[About this exercise]
Repeat all the data exactly, and where a record holds a picture, leave that picture out.

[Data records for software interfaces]
------------------------------

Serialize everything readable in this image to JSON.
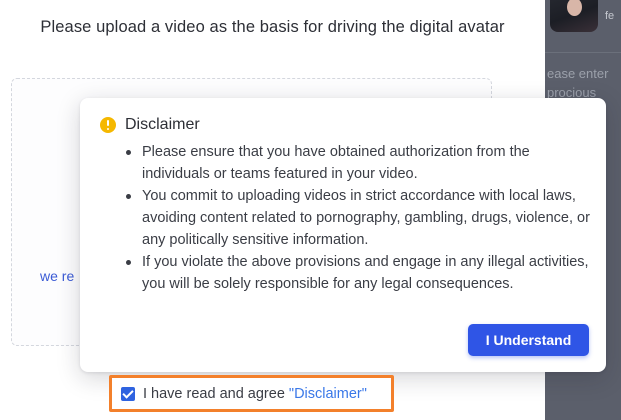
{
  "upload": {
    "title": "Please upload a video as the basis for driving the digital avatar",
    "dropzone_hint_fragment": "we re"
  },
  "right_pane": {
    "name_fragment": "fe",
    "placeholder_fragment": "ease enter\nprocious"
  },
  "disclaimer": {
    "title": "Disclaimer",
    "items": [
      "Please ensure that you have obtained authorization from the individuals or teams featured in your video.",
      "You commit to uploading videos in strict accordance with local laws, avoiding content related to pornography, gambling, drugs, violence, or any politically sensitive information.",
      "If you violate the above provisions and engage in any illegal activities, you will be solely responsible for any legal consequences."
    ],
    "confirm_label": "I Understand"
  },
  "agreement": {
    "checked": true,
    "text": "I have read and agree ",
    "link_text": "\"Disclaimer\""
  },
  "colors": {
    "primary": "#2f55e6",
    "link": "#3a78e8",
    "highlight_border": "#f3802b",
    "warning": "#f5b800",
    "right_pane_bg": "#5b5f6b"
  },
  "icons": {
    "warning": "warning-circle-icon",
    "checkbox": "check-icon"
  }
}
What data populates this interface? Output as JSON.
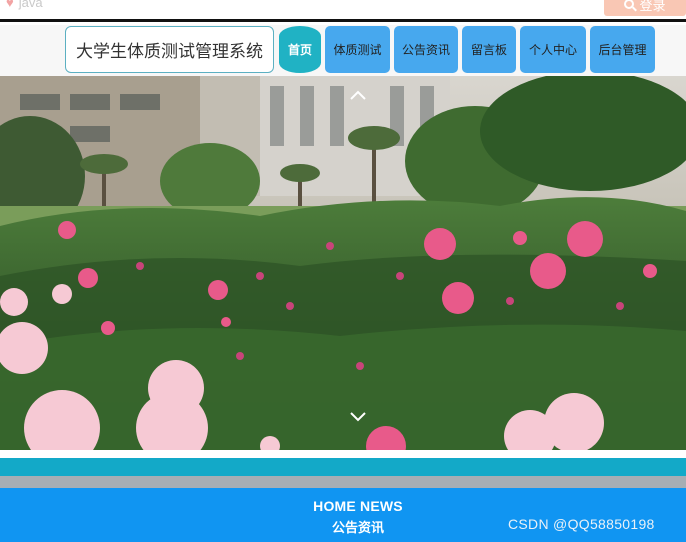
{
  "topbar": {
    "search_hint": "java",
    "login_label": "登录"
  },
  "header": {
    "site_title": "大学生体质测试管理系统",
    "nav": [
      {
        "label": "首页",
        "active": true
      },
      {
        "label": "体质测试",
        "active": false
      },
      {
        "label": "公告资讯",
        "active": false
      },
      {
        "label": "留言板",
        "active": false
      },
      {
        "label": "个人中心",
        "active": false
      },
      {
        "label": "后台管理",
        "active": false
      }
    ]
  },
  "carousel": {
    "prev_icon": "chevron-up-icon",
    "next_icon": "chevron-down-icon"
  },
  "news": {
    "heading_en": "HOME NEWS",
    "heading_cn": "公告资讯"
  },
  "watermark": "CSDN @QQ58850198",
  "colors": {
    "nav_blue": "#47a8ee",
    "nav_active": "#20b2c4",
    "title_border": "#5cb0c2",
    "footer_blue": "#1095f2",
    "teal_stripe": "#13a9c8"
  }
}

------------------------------

[Written solution]
Serialize everything readable in this image to JSON.
{
  "upload": {
    "title": "Please upload a video as the basis for driving the digital avatar",
    "dropzone_hint_fragment": "we re"
  },
  "right_pane": {
    "name_fragment": "fe",
    "placeholder_fragment": "ease enter\nprocious"
  },
  "disclaimer": {
    "title": "Disclaimer",
    "items": [
      "Please ensure that you have obtained authorization from the individuals or teams featured in your video.",
      "You commit to uploading videos in strict accordance with local laws, avoiding content related to pornography, gambling, drugs, violence, or any politically sensitive information.",
      "If you violate the above provisions and engage in any illegal activities, you will be solely responsible for any legal consequences."
    ],
    "confirm_label": "I Understand"
  },
  "agreement": {
    "checked": true,
    "text": "I have read and agree ",
    "link_text": "\"Disclaimer\""
  },
  "colors": {
    "primary": "#2f55e6",
    "link": "#3a78e8",
    "highlight_border": "#f3802b",
    "warning": "#f5b800",
    "right_pane_bg": "#5b5f6b"
  },
  "icons": {
    "warning": "warning-circle-icon",
    "checkbox": "check-icon"
  }
}
What data populates this interface? Output as JSON.
{
  "topbar": {
    "search_hint": "java",
    "login_label": "登录"
  },
  "header": {
    "site_title": "大学生体质测试管理系统",
    "nav": [
      {
        "label": "首页",
        "active": true
      },
      {
        "label": "体质测试",
        "active": false
      },
      {
        "label": "公告资讯",
        "active": false
      },
      {
        "label": "留言板",
        "active": false
      },
      {
        "label": "个人中心",
        "active": false
      },
      {
        "label": "后台管理",
        "active": false
      }
    ]
  },
  "carousel": {
    "prev_icon": "chevron-up-icon",
    "next_icon": "chevron-down-icon"
  },
  "news": {
    "heading_en": "HOME NEWS",
    "heading_cn": "公告资讯"
  },
  "watermark": "CSDN @QQ58850198",
  "colors": {
    "nav_blue": "#47a8ee",
    "nav_active": "#20b2c4",
    "title_border": "#5cb0c2",
    "footer_blue": "#1095f2",
    "teal_stripe": "#13a9c8"
  }
}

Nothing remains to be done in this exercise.